Philosophy of Science and the Curse of the Case Study
We can divide the philosophy of science into two projects. Let’s call the first philosophy-directed. Here, we seek to describe, systematize and explain scientific practice, and draw on this to argue for philosophical positions. Science informs philosophy.1 The second could be named science-directed. We aim to clarify, clean-up and unify scientific concepts. Philosophy informs science.2 Both projects lean on generalizations about scientific method, practice, development and so on. Frequently, such generalizations are made in reference to case studies - particular, detailed descriptions of scientific activity. Here, I defend the use of case studies in both philosophy-directed and science-directed contexts.
Unable to display preview. Download preview PDF.
- Craver, C. (2007). Explaining the Brain: Mechanisms and the Mosaic Unity of Neuroscience. Oxford University Press, Clarendon Press.Google Scholar
- Crombie, A. (1981). ‘Philosophical perspectives and shifting interpretations of Galileo’, in Theory change, ancient axiomatics and Galileo’s methodology: proceedings of the 1978 Pisa conference on the history and philosophy of science.Google Scholar
- Devitt, M. (2013). ‘The ‘Linguistic Conception’ of Grammars’, Filozofia Nauki 2.Google Scholar
- Dupré, J. (1993). The Disorder of Things: Metaphysical Foundations of the Disunity of Science. Harvard University Press.Google Scholar
- Godfrey-Smith, Peter (2009). Darwinian Populations and Natural Selection. OUP Oxford.Google Scholar
- Ladyman, J & Ross, D. (2007). Every Thing Must Go: Metaphysics Naturalized.
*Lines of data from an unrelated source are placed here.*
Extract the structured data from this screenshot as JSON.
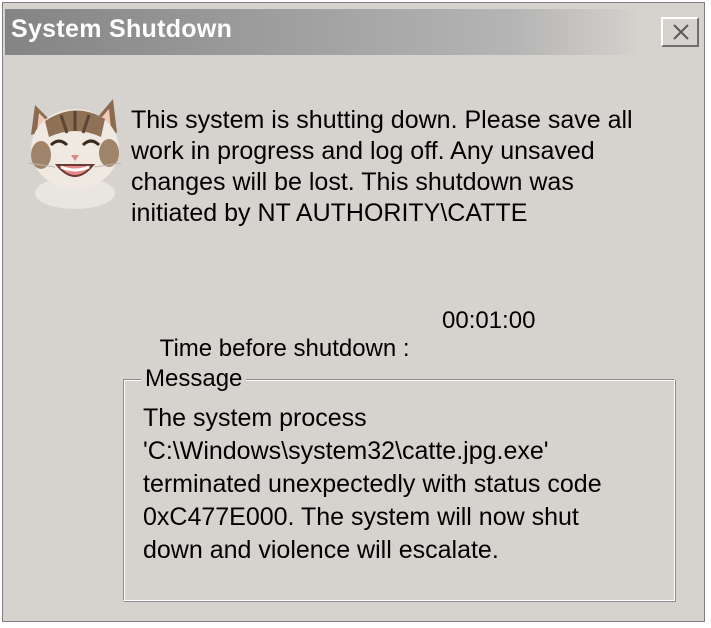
{
  "window": {
    "title": "System Shutdown"
  },
  "icons": {
    "close": "close-icon",
    "avatar": "cat-icon"
  },
  "message": {
    "line1": "This system is shutting down. Please save all",
    "line2": "work in progress and log off. Any unsaved",
    "line3": "changes will be lost. This shutdown was",
    "line4": "initiated by NT AUTHORITY\\CATTE"
  },
  "timer": {
    "label": "Time before shutdown :",
    "value": "00:01:00"
  },
  "group": {
    "legend": "Message",
    "line1": "The system process",
    "line2": "'C:\\Windows\\system32\\catte.jpg.exe'",
    "line3": "terminated unexpectedly with status code",
    "line4": "0xC477E000. The system will now shut",
    "line5": "down and violence will escalate."
  }
}
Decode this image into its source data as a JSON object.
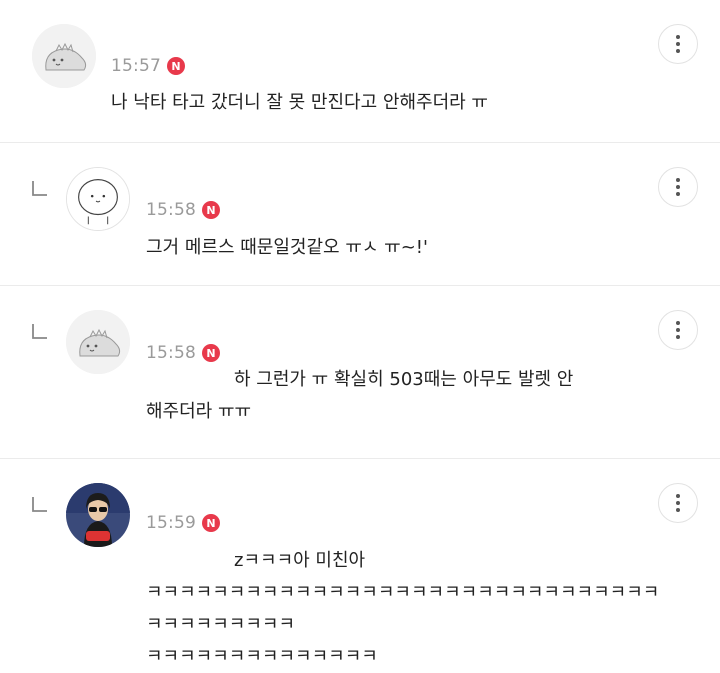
{
  "comments": [
    {
      "time": "15:57",
      "badge": "N",
      "text": "나 낙타 타고 갔더니 잘 못 만진다고 안해주더라 ㅠ",
      "avatar": "dinosaur-avatar-icon"
    },
    {
      "time": "15:58",
      "badge": "N",
      "text": "그거 메르스 때문일것같오 ㅠㅅ ㅠ~!'",
      "avatar": "round-character-avatar-icon"
    },
    {
      "time": "15:58",
      "badge": "N",
      "text_line1": "하 그런가 ㅠ 확실히 503때는 아무도 발렛 안",
      "text_line2": "해주더라 ㅠㅠ",
      "avatar": "dinosaur-avatar-icon"
    },
    {
      "time": "15:59",
      "badge": "N",
      "text_line1": "zㅋㅋㅋ아 미친아",
      "text_line2": "ㅋㅋㅋㅋㅋㅋㅋㅋㅋㅋㅋㅋㅋㅋㅋㅋㅋㅋㅋㅋㅋㅋㅋㅋㅋㅋㅋㅋㅋㅋㅋㅋㅋㅋㅋㅋㅋㅋㅋㅋ",
      "text_line3": "ㅋㅋㅋㅋㅋㅋㅋㅋㅋㅋㅋㅋㅋㅋ",
      "avatar": "photo-avatar"
    }
  ],
  "icons": {
    "more": "more-vertical-icon",
    "reply": "reply-arrow-icon"
  },
  "colors": {
    "badge": "#e8394b",
    "time": "#9a9a9a",
    "divider": "#ebebeb"
  }
}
Oxford University Press.Google Scholar
- Lakatos, I. (1970). ‘History of Science and Its Rational Reconstructions’, PSA: Proceedings of the Biennial Meeting of the Philosophy of Science Association.Google Scholar
- Levy, A & Currie, A (2014). ‘Model Organisms are Not (Theoretical) Models’, British Journal for the Philosophy of Science (online first) doi: 10.1093/bjps/axt055.Google Scholar
- Nersessian, N. (1999). ‘Model-Based Reasoning in Conceptual Change’, in Magani L., Nersessian N, Thagard P (eds), Model-based reasoning in scientific discovery. Kluwer/ Plenum, New York, pp. 5–22.Google Scholar
- Skyrms, B. (2008). Signals. Evolution, Learning and Information. Oxford: OUP.Google Scholar
- Strevens, M. (2003). Bigger than Chaos: Understanding Complexity through Probability. Harvard University Press.Google Scholar
- Weisberg, M. (2013). Simulation and Similarity: Using Models to Understand the World. Oxford University Press.Google Scholar
- Wimsatt, W. (2007). Re-Engineering Philosophy for Limited Beings: Piecewise Approximations to Reality. Harvard University Press.Google Scholar